The meeting heard from two speakers about how the emergence of new drone technologies were changing the dynamics of war.
Whilst the public debate over nuclear disarmament tends to deal in black and white, the reality is that the nuclear disarmament process to which every member of the international community is committed to inevitably involves a complex set of steps that can be taken unilaterally, bilaterally and multilaterally. And this process inevitably involves uncertainty and setback.
This report arises from a roundtable on ‘Developing European Perspectives on Nuclear Risks’ on 7 May 2019, hosted at the Polish Mission to the UN in New York and under the sponsorship of the Dutch Foreign Ministry during the 2019 Non-Proliferation Treaty (NPT) Preparatory Committee.
On Tuesday, 11 June, Foreign Ministers from 15 countries meet in Stockholm to discuss how to make progress on nuclear disarmament. The impetus for this meeting is the Swedish ‘Stepping Stones’ implementation approach, presented in April at the United Nations in order to revive the blocked disarmament pathway in the Non-Proliferation Treaty (NPT)
Representatives from the United Kingdom, Japan, Malaysia and Australia reported back on consultations about nuclear responsibilities in 2018-2019, at a side event at the 2019 NPT Preparatory Committee.
On the 8th of May, the Middle East Treaty Organisation (METO) Project held a side-event in conjunction with the support of the Irish Ministry of Foreign Affairs on Achieving the Possible: WMD Freezone in the Middle East.

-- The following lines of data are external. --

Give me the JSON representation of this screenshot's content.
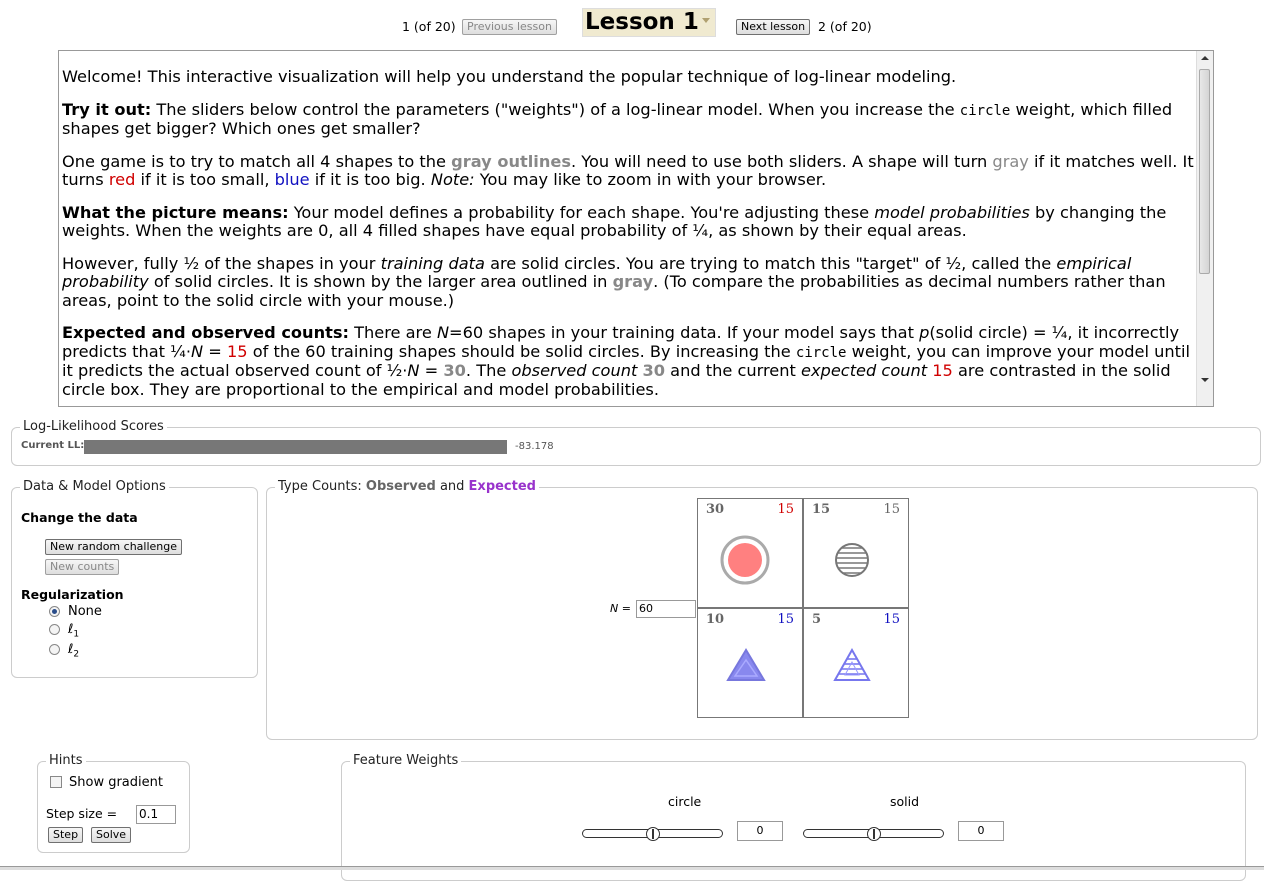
{
  "nav": {
    "prev_index": "1 (of 20)",
    "prev_label": "Previous lesson",
    "title": "Lesson 1",
    "next_label": "Next lesson",
    "next_index": "2 (of 20)"
  },
  "lesson": {
    "p1": "Welcome! This interactive visualization will help you understand the popular technique of log-linear modeling.",
    "p2": {
      "bold": "Try it out:",
      "t1": " The sliders below control the parameters (\"weights\") of a log-linear model. When you increase the ",
      "code": "circle",
      "t2": " weight, which filled shapes get bigger? Which ones get smaller?"
    },
    "p3": {
      "t1": "One game is to try to match all 4 shapes to the ",
      "gray_outlines": "gray outlines",
      "t2": ". You will need to use both sliders. A shape will turn ",
      "gray": "gray",
      "t3": " if it matches well. It turns ",
      "red": "red",
      "t4": " if it is too small, ",
      "blue": "blue",
      "t5": " if it is too big. ",
      "note": "Note:",
      "t6": " You may like to zoom in with your browser."
    },
    "p4": {
      "bold": "What the picture means:",
      "t1": " Your model defines a probability for each shape. You're adjusting these ",
      "em": "model probabilities",
      "t2": " by changing the weights. When the weights are 0, all 4 filled shapes have equal probability of ¼, as shown by their equal areas."
    },
    "p5": {
      "t1": "However, fully ½ of the shapes in your ",
      "em1": "training data",
      "t2": " are solid circles. You are trying to match this \"target\" of ½, called the ",
      "em2": "empirical probability",
      "t3": " of solid circles. It is shown by the larger area outlined in ",
      "gray": "gray",
      "t4": ". (To compare the probabilities as decimal numbers rather than areas, point to the solid circle with your mouse.)"
    },
    "p6": {
      "bold": "Expected and observed counts:",
      "t1": " There are ",
      "N": "N",
      "t2": "=60 shapes in your training data. If your model says that ",
      "p": "p",
      "t3": "(solid circle) = ¼, it incorrectly predicts that ¼·",
      "N2": "N",
      "t4": " = ",
      "red15": "15",
      "t5": " of the 60 training shapes should be solid circles. By increasing the ",
      "code": "circle",
      "t6": " weight, you can improve your model until it predicts the actual observed count of ½·",
      "N3": "N",
      "t7": " = ",
      "gray30": "30",
      "t8": ". The ",
      "em1": "observed count",
      "t9": " ",
      "gray30b": "30",
      "t10": " and the current ",
      "em2": "expected count",
      "t11": " ",
      "red15b": "15",
      "t12": " are contrasted in the solid circle box. They are proportional to the empirical and model probabilities."
    }
  },
  "ll": {
    "legend": "Log-Likelihood Scores",
    "label": "Current LL:",
    "value": "-83.178",
    "bar_fraction": 1.0
  },
  "options": {
    "legend": "Data & Model Options",
    "change_heading": "Change the data",
    "new_challenge": "New random challenge",
    "new_counts": "New counts",
    "reg_heading": "Regularization",
    "reg_none": "None",
    "reg_l1": "ℓ",
    "reg_l1_sub": "1",
    "reg_l2": "ℓ",
    "reg_l2_sub": "2",
    "selected": "None"
  },
  "counts": {
    "legend_prefix": "Type Counts: ",
    "legend_observed": "Observed",
    "legend_and": " and ",
    "legend_expected": "Expected",
    "n_label": "N = ",
    "n_value": "60",
    "cells": [
      {
        "observed": "30",
        "expected": "15",
        "shape": "solid circle",
        "expected_color": "#d00000"
      },
      {
        "observed": "15",
        "expected": "15",
        "shape": "striped circle",
        "expected_color": "#666666"
      },
      {
        "observed": "10",
        "expected": "15",
        "shape": "solid triangle",
        "expected_color": "#1010c0"
      },
      {
        "observed": "5",
        "expected": "15",
        "shape": "striped triangle",
        "expected_color": "#1010c0"
      }
    ]
  },
  "hints": {
    "legend": "Hints",
    "show_gradient": "Show gradient",
    "step_size_label": "Step size = ",
    "step_size_value": "0.1",
    "step": "Step",
    "solve": "Solve"
  },
  "weights": {
    "legend": "Feature Weights",
    "features": [
      {
        "name": "circle",
        "value": "0"
      },
      {
        "name": "solid",
        "value": "0"
      }
    ]
  }
}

As negotiations at the 2019 NPT PrepCom continue and Iran announces it is suspending some of its obligations of the 2015 Iran Deal, the issue of how the international community can make progress of this issue pivotal to regional and global security becomes increasingly pertinent.
Paul Ingram, BASIC’s Executive Director, gave oral evidence to the House of Lords International Relations Committee, as part of their Inquiry into the Nuclear Non-proliferation Treaty and nuclear disarmament.
In a workshop on 26 September, 2018, hosted by the Centre for Feminist Foreign Policy, Chatham House, and BASIC, attendees across the international affairs and development sector gathered to consider how we can implement gender sensitivity in research forward into practical action.